App and web page records
== Segment start ==

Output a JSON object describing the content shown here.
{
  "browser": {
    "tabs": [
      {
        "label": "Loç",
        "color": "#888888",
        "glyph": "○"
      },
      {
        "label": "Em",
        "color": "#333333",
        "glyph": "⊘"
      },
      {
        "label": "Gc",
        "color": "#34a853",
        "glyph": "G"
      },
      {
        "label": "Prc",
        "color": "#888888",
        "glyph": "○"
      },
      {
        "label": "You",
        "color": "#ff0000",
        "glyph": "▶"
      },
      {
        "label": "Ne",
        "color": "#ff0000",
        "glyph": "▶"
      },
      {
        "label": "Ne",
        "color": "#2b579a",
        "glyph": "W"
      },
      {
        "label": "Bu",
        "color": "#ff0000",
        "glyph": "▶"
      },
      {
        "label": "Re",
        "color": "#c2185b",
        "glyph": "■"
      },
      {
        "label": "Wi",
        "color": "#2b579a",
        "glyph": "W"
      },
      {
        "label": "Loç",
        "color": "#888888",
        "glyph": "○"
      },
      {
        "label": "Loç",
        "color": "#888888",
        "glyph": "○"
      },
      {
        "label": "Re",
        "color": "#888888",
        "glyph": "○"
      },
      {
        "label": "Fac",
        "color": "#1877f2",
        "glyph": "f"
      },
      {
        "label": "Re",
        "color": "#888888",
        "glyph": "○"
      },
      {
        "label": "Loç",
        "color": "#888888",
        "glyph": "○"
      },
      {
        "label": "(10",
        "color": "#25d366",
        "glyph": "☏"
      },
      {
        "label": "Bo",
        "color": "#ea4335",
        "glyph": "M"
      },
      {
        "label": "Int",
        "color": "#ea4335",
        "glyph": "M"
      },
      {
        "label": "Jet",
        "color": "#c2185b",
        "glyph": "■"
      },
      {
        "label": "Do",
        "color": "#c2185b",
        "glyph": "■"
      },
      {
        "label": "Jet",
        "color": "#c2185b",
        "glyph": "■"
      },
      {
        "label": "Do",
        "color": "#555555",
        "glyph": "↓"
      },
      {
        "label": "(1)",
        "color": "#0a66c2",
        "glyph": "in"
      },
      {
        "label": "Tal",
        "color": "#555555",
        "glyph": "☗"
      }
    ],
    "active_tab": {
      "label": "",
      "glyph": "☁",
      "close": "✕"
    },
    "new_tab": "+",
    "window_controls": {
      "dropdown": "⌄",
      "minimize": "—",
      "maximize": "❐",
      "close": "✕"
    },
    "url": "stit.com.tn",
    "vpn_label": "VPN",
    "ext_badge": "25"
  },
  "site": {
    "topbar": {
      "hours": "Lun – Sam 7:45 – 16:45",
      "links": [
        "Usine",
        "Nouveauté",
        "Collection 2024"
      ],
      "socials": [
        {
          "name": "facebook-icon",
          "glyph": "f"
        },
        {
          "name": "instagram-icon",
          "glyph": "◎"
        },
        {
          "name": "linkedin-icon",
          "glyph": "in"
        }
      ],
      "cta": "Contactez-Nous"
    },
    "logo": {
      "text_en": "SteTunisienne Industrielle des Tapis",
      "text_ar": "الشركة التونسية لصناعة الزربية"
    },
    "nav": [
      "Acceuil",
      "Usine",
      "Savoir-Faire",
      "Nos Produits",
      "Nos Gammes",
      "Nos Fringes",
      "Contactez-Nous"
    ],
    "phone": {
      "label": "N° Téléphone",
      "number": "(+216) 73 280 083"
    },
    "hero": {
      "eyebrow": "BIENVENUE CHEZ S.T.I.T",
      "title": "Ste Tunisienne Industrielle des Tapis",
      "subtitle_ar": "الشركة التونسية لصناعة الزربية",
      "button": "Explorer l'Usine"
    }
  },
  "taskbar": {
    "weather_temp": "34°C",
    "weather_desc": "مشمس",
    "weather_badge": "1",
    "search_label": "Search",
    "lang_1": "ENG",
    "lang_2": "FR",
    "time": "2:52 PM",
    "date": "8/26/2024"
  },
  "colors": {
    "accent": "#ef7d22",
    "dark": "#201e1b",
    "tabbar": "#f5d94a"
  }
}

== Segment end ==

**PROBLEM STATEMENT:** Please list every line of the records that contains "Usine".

**SOLUTION TO THE PROBLEM:**
        "Usine",
      "Usine",
      "button": "Explorer l'Usine"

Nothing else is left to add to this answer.